“They’re not Article V judges,” Nixon said during a press conference in Kansas City. “In the last administration they lessened the number of folks in that department already. We felt that continuing to lean that up was appropriate with the budget challenges we face. I’m confident that the remaining commissioners will be able to handle the workload.”
The Division of Workers’ Compensation last week laid off four administrative law judges, and declined to fill a fifth vacancy, effective July 1.
Judges Henry Herschel and June Doughty, from the Jefferson City office; John Tackes, from the St. Louis office; and Matthew Murphy, from the Cape Girardeau office, have been terminated. A fifth administrative law judge, Ron Harris, is retiring from the Jefferson City office on June 30 and will not be replaced.
The affected ALJs were the four who took office most recently and were all appointed by former Republican Gov. Matt Blunt, two of them in the last month of his term in office. Herschel previously served as Blunt’s general counsel. The division and a spokesman for Nixon have denied any partisan considerations in terminating the ALJs.
The division blamed the cuts on the 2010 budget, which goes into effect next month.
However, Rep. Allen Icet, R-Wildwood, who chairs the House Budget Committee, said Thursday that the decision to cut the five ALJ positions came from Gov. Jay Nixon’s initial budget request in January, and not from the Legislature. Icet said ALJs are not funded through general revenue but from a dedicated fund, money for which comes from a tax on employers.
“I would seriously question whether this is because of budget pressures that the state is facing,” Icet said.
Both trial lawyers and Republican lawmakers have criticized the cuts, saying the move threatens the independence of the ALJs.
Several lawyers have also questioned the legality of the terminations. A rewrite of the workers’ compensation laws in 2005 set 12-year terms for ALJs and subjected them to periodic retention votes by a review committee, which conducts performance audits on judges. It’s not clear that judges can be removed outside the committee review process.
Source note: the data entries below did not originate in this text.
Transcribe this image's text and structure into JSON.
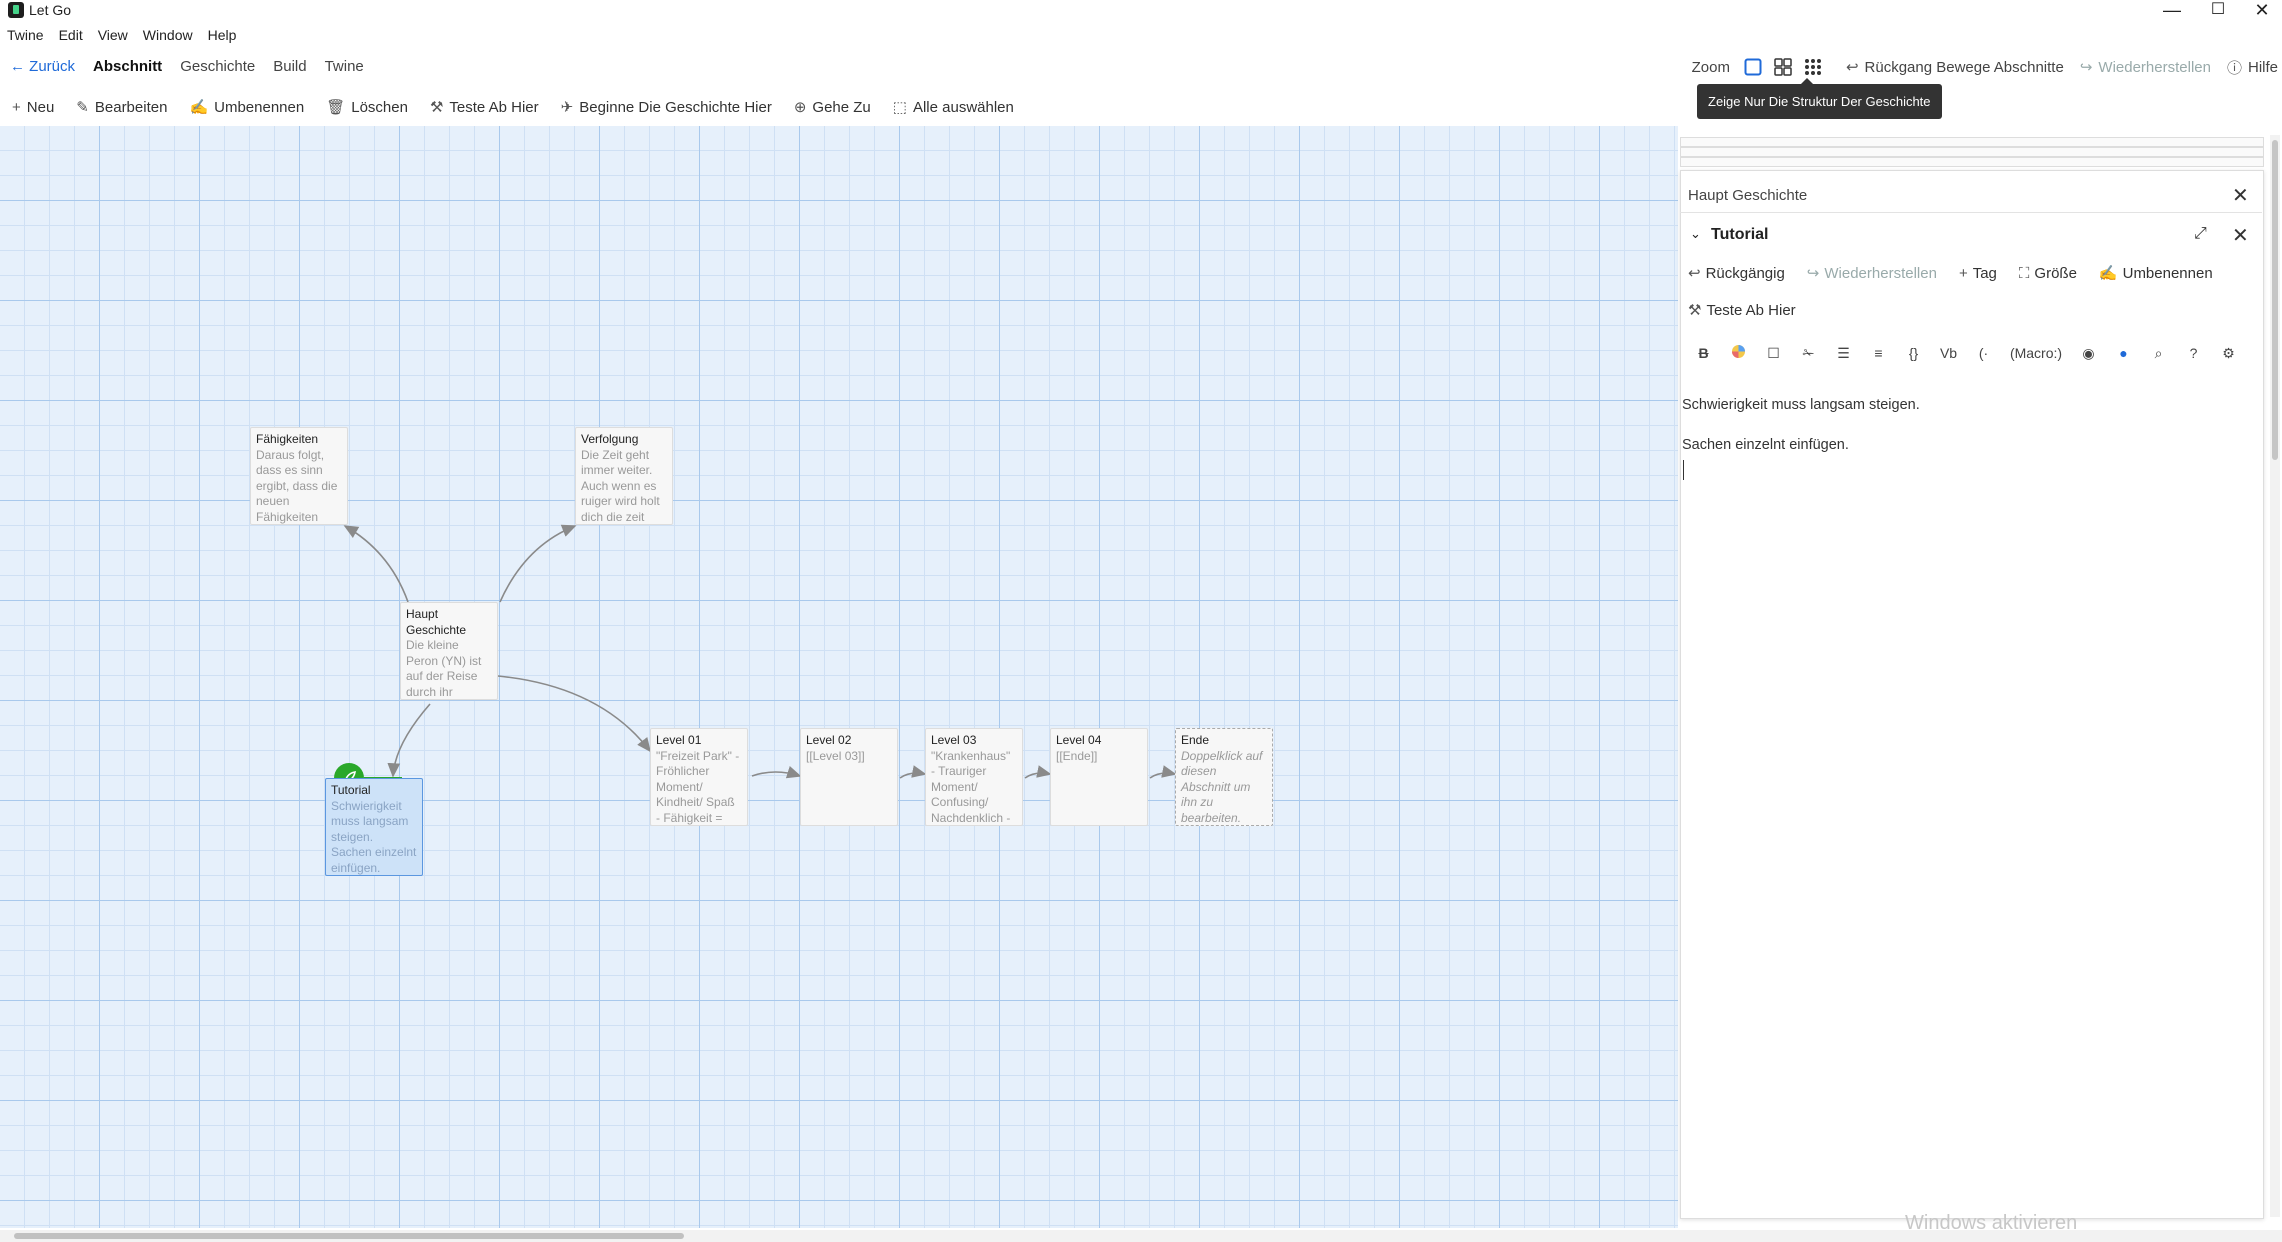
{
  "window": {
    "title": "Let Go",
    "minimize": "—",
    "maximize": "☐",
    "close": "✕"
  },
  "menubar": [
    "Twine",
    "Edit",
    "View",
    "Window",
    "Help"
  ],
  "routebar": {
    "back": "Zurück",
    "tabs": [
      "Abschnitt",
      "Geschichte",
      "Build",
      "Twine"
    ],
    "active_tab": "Abschnitt"
  },
  "right_tools": {
    "zoom_label": "Zoom",
    "undo": "Rückgang Bewege Abschnitte",
    "redo": "Wiederherstellen",
    "help": "Hilfe"
  },
  "tooltip": "Zeige Nur Die Struktur Der Geschichte",
  "actionbar": {
    "new": "Neu",
    "edit": "Bearbeiten",
    "rename": "Umbenennen",
    "delete": "Löschen",
    "test_from_here": "Teste Ab Hier",
    "start_story_here": "Beginne Die Geschichte Hier",
    "go_to": "Gehe Zu",
    "select_all": "Alle auswählen"
  },
  "passages": {
    "faehigkeiten": {
      "title": "Fähigkeiten",
      "excerpt": "Daraus folgt, dass es sinn ergibt, dass die neuen Fähigkeiten"
    },
    "verfolgung": {
      "title": "Verfolgung",
      "excerpt": "Die Zeit geht immer weiter. Auch wenn es ruiger wird holt dich die zeit"
    },
    "haupt": {
      "title": "Haupt Geschichte",
      "excerpt": "Die kleine Peron (YN) ist auf der Reise durch ihr Leben. Ich laufe"
    },
    "tutorial": {
      "title": "Tutorial",
      "excerpt": "Schwierigkeit muss langsam steigen. Sachen einzelnt einfügen."
    },
    "level01": {
      "title": "Level 01",
      "excerpt": "\"Freizeit Park\" - Fröhlicher Moment/ Kindheit/ Spaß - Fähigkeit ="
    },
    "level02": {
      "title": "Level 02",
      "excerpt": "[[Level 03]]"
    },
    "level03": {
      "title": "Level 03",
      "excerpt": "\"Krankenhaus\" - Trauriger Moment/ Confusing/ Nachdenklich -"
    },
    "level04": {
      "title": "Level 04",
      "excerpt": "[[Ende]]"
    },
    "ende": {
      "title": "Ende",
      "excerpt": "Doppelklick auf diesen Abschnitt um ihn zu bearbeiten."
    }
  },
  "dialog": {
    "story_title": "Haupt Geschichte",
    "passage_title": "Tutorial",
    "toolbar": {
      "undo": "Rückgängig",
      "redo": "Wiederherstellen",
      "tag": "Tag",
      "size": "Größe",
      "rename": "Umbenennen",
      "test_from_here": "Teste Ab Hier"
    },
    "format_macro": "(Macro:)",
    "text_line1": "Schwierigkeit muss langsam steigen.",
    "text_line2": "Sachen einzelnt einfügen."
  },
  "watermark": "Windows aktivieren",
  "colors": {
    "accent": "#1f6ad8",
    "start": "#2aa82a",
    "grid": "#e6f0fb",
    "selected": "#cde2f8"
  }
}
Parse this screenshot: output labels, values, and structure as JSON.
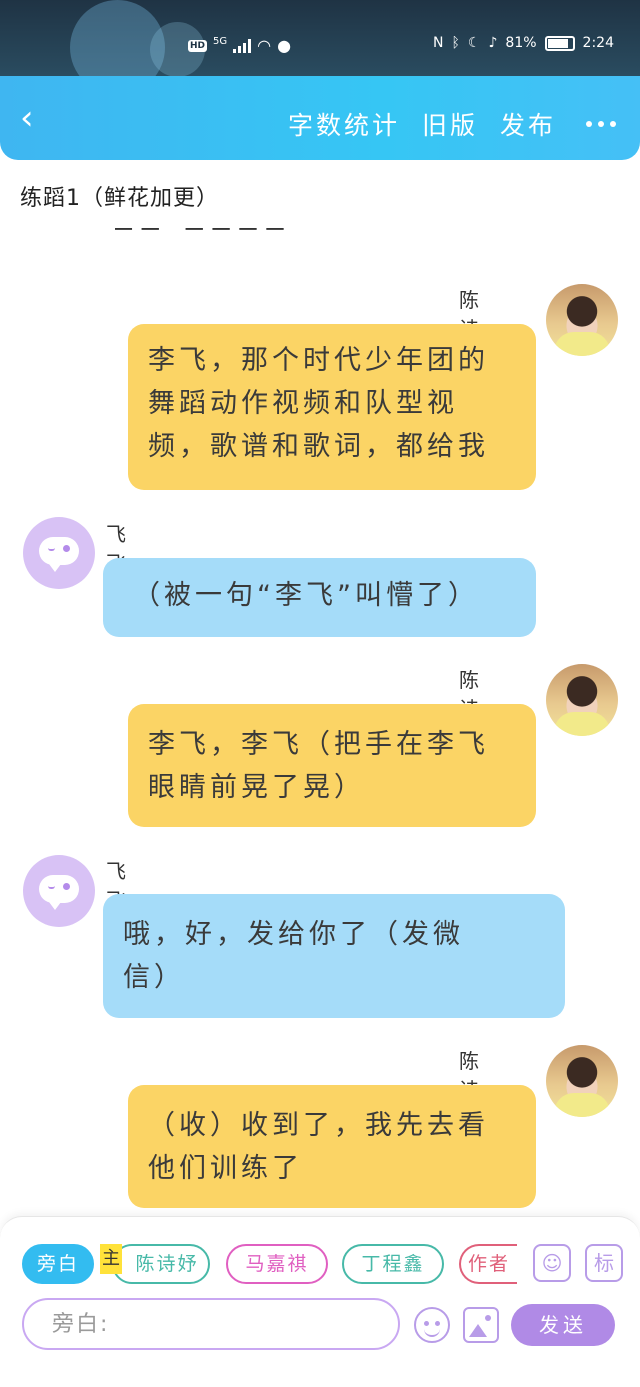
{
  "status_bar": {
    "network_badge": "HD",
    "network_type": "5G",
    "battery": "81%",
    "time": "2:24"
  },
  "header": {
    "back_icon": "chevron-left-icon",
    "actions": [
      "字数统计",
      "旧版",
      "发布"
    ],
    "more_icon": "more-dots-icon"
  },
  "title": "练蹈1（鲜花加更）",
  "messages": [
    {
      "speaker": "陈诗妤",
      "side": "right",
      "color": "yellow",
      "lines": [
        "李飞，那个时代少年团的",
        "舞蹈动作视频和队型视",
        "频，歌谱和歌词，都给我"
      ]
    },
    {
      "speaker": "飞飞子",
      "side": "left",
      "color": "blue",
      "lines": [
        "（被一句“李飞”叫懵了）"
      ]
    },
    {
      "speaker": "陈诗妤",
      "side": "right",
      "color": "yellow",
      "lines": [
        "李飞，李飞（把手在李飞",
        "眼睛前晃了晃）"
      ]
    },
    {
      "speaker": "飞飞子",
      "side": "left",
      "color": "blue",
      "lines": [
        "哦，好，发给你了（发微",
        "信）"
      ]
    },
    {
      "speaker": "陈诗妤",
      "side": "right",
      "color": "yellow",
      "lines": [
        "（收）收到了，我先去看",
        "他们训练了"
      ]
    }
  ],
  "composer": {
    "roles": [
      "旁白",
      "陈诗妤",
      "马嘉祺",
      "丁程鑫",
      "作者"
    ],
    "main_tag": "主",
    "contact_icon": "contact-card-icon",
    "tag_button": "标",
    "input_placeholder": "旁白:",
    "emoji_icon": "smile-icon",
    "image_icon": "image-icon",
    "send_label": "发送"
  },
  "colors": {
    "header": "#3fb6f1",
    "yellow_bubble": "#fbd465",
    "blue_bubble": "#a5dcf9",
    "accent_purple": "#b08ae6"
  }
}
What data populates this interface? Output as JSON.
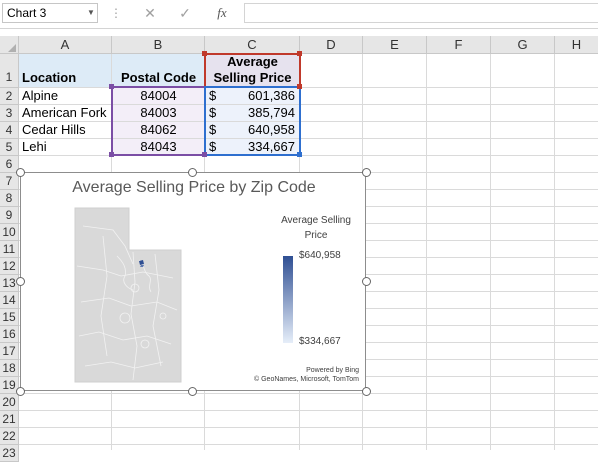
{
  "formula_bar": {
    "name_box": "Chart 3",
    "cancel_icon": "✕",
    "enter_icon": "✓",
    "function_icon": "fx",
    "formula": ""
  },
  "columns": [
    "A",
    "B",
    "C",
    "D",
    "E",
    "F",
    "G",
    "H"
  ],
  "rows": [
    "1",
    "2",
    "3",
    "4",
    "5",
    "6",
    "7",
    "8",
    "9",
    "10",
    "11",
    "12",
    "13",
    "14",
    "15",
    "16",
    "17",
    "18",
    "19",
    "20",
    "21",
    "22",
    "23"
  ],
  "table": {
    "headers": {
      "location": "Location",
      "postal": "Postal Code",
      "price_line1": "Average",
      "price_line2": "Selling Price"
    },
    "rows": [
      {
        "location": "Alpine",
        "postal": "84004",
        "currency": "$",
        "price": "601,386"
      },
      {
        "location": "American Fork",
        "postal": "84003",
        "currency": "$",
        "price": "385,794"
      },
      {
        "location": "Cedar Hills",
        "postal": "84062",
        "currency": "$",
        "price": "640,958"
      },
      {
        "location": "Lehi",
        "postal": "84043",
        "currency": "$",
        "price": "334,667"
      }
    ]
  },
  "chart": {
    "title": "Average Selling Price by Zip Code",
    "legend_title_line1": "Average Selling",
    "legend_title_line2": "Price",
    "legend_max": "$640,958",
    "legend_min": "$334,667",
    "credit_line1": "Powered by Bing",
    "credit_line2": "© GeoNames, Microsoft, TomTom"
  },
  "colors": {
    "header_fill": "#ddebf7",
    "selection_purple": "#7b4ea5",
    "selection_red": "#c0392b",
    "selection_blue": "#2e6fcf",
    "legend_dark": "#2f4f93",
    "legend_light": "#e6eef9"
  }
}
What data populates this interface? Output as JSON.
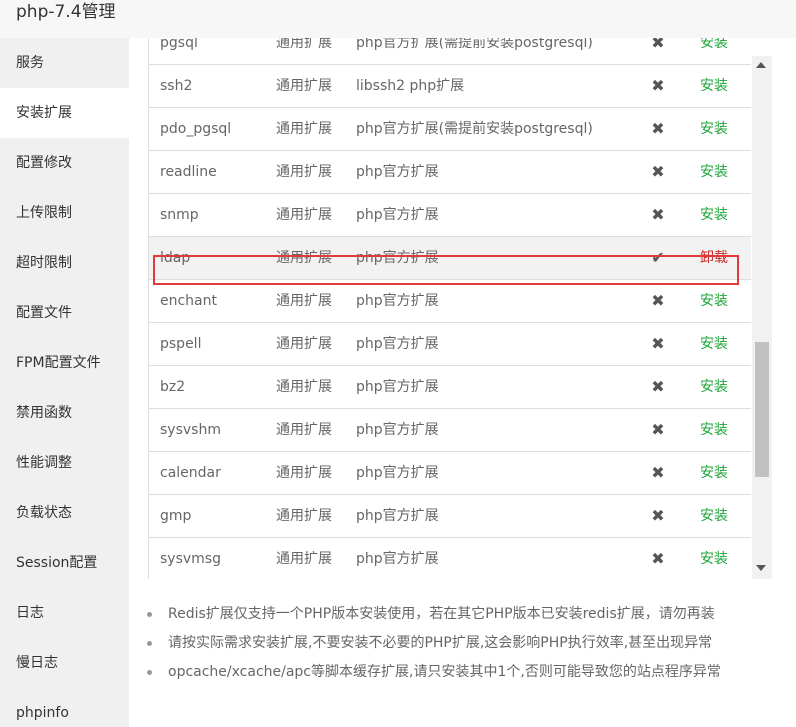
{
  "window": {
    "title": "php-7.4管理"
  },
  "sidebar": {
    "items": [
      {
        "label": "服务",
        "active": false
      },
      {
        "label": "安装扩展",
        "active": true
      },
      {
        "label": "配置修改",
        "active": false
      },
      {
        "label": "上传限制",
        "active": false
      },
      {
        "label": "超时限制",
        "active": false
      },
      {
        "label": "配置文件",
        "active": false
      },
      {
        "label": "FPM配置文件",
        "active": false
      },
      {
        "label": "禁用函数",
        "active": false
      },
      {
        "label": "性能调整",
        "active": false
      },
      {
        "label": "负载状态",
        "active": false
      },
      {
        "label": "Session配置",
        "active": false
      },
      {
        "label": "日志",
        "active": false
      },
      {
        "label": "慢日志",
        "active": false
      },
      {
        "label": "phpinfo",
        "active": false
      }
    ]
  },
  "extensions": {
    "rows": [
      {
        "name": "pgsql",
        "type": "通用扩展",
        "desc": "php官方扩展(需提前安装postgresql)",
        "installed": false,
        "action": "安装"
      },
      {
        "name": "ssh2",
        "type": "通用扩展",
        "desc": "libssh2 php扩展",
        "installed": false,
        "action": "安装"
      },
      {
        "name": "pdo_pgsql",
        "type": "通用扩展",
        "desc": "php官方扩展(需提前安装postgresql)",
        "installed": false,
        "action": "安装"
      },
      {
        "name": "readline",
        "type": "通用扩展",
        "desc": "php官方扩展",
        "installed": false,
        "action": "安装"
      },
      {
        "name": "snmp",
        "type": "通用扩展",
        "desc": "php官方扩展",
        "installed": false,
        "action": "安装"
      },
      {
        "name": "ldap",
        "type": "通用扩展",
        "desc": "php官方扩展",
        "installed": true,
        "action": "卸载"
      },
      {
        "name": "enchant",
        "type": "通用扩展",
        "desc": "php官方扩展",
        "installed": false,
        "action": "安装"
      },
      {
        "name": "pspell",
        "type": "通用扩展",
        "desc": "php官方扩展",
        "installed": false,
        "action": "安装"
      },
      {
        "name": "bz2",
        "type": "通用扩展",
        "desc": "php官方扩展",
        "installed": false,
        "action": "安装"
      },
      {
        "name": "sysvshm",
        "type": "通用扩展",
        "desc": "php官方扩展",
        "installed": false,
        "action": "安装"
      },
      {
        "name": "calendar",
        "type": "通用扩展",
        "desc": "php官方扩展",
        "installed": false,
        "action": "安装"
      },
      {
        "name": "gmp",
        "type": "通用扩展",
        "desc": "php官方扩展",
        "installed": false,
        "action": "安装"
      },
      {
        "name": "sysvmsg",
        "type": "通用扩展",
        "desc": "php官方扩展",
        "installed": false,
        "action": "安装"
      }
    ]
  },
  "icons": {
    "not_installed": "x-icon",
    "installed": "check-icon"
  },
  "colors": {
    "install": "#20a53a",
    "uninstall": "#cc2d2d",
    "highlight_border": "#e03a3a"
  },
  "tips": [
    "Redis扩展仅支持一个PHP版本安装使用，若在其它PHP版本已安装redis扩展，请勿再装",
    "请按实际需求安装扩展,不要安装不必要的PHP扩展,这会影响PHP执行效率,甚至出现异常",
    "opcache/xcache/apc等脚本缓存扩展,请只安装其中1个,否则可能导致您的站点程序异常"
  ]
}
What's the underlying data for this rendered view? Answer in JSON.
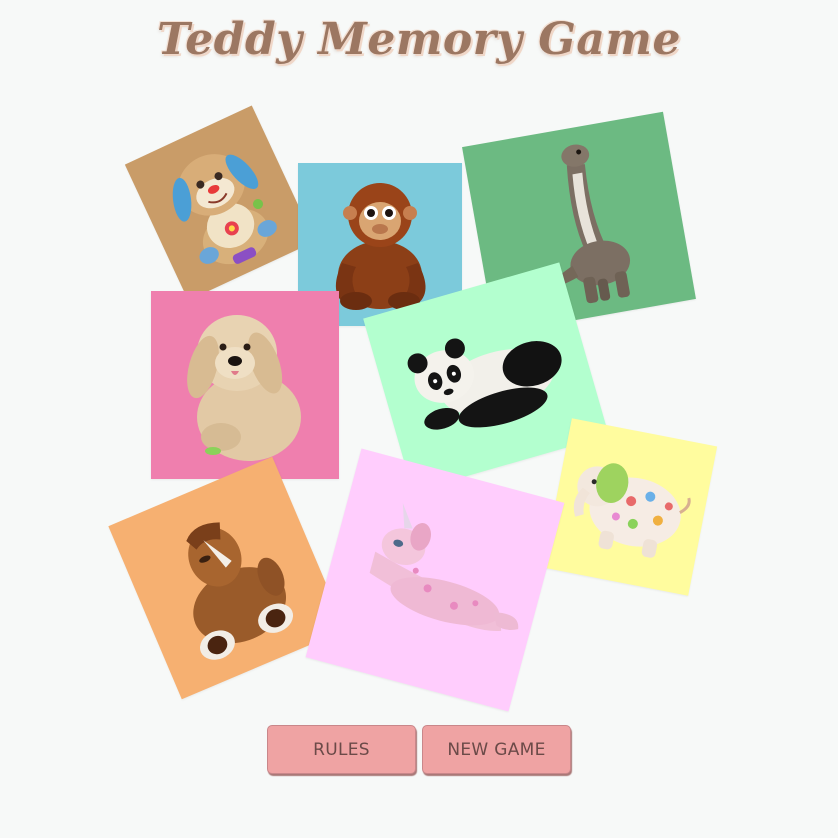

“That’s clearly not what the statute intended,” said John Diehl Jr., an attorney with Armstrong Teasdale in St. Louis and a former Republican lawmaker. He said Nixon could later reappoint his own ALJs to fill those positions, transforming the workers’ compensation division into a “patronage” system.
Jennifer Schwendemann, a legislative appointee to the ALJ review commission and an attorney at Husch Blackwell Sanders in St. Louis, also questioned the legal authority.
“I believe that that statute gives the ALJ review committee exclusive authority to evaluate the ALJs,” she said. “I don’t think an ALJ can be removed without what is a lengthy and rigorous process by the committee that I sit on.” However, she added that she didn’t think the committee had any authority to challenge the cuts.
Asked about potential partisan motives for the firings, Nixon turned the topic back to the economy.
“We’re facing historic budget challenges,” he said. “As the chief executive of the state it’s my job to balance the budget. It requires some challenging choices. I make those choices and I ask the Legislature to help me in that regard. I presented a budget doing this, and in overwhelming numbers Democrats and Republicans supported that. All I can say is that all around the state of Missouri people are tightening their belts.”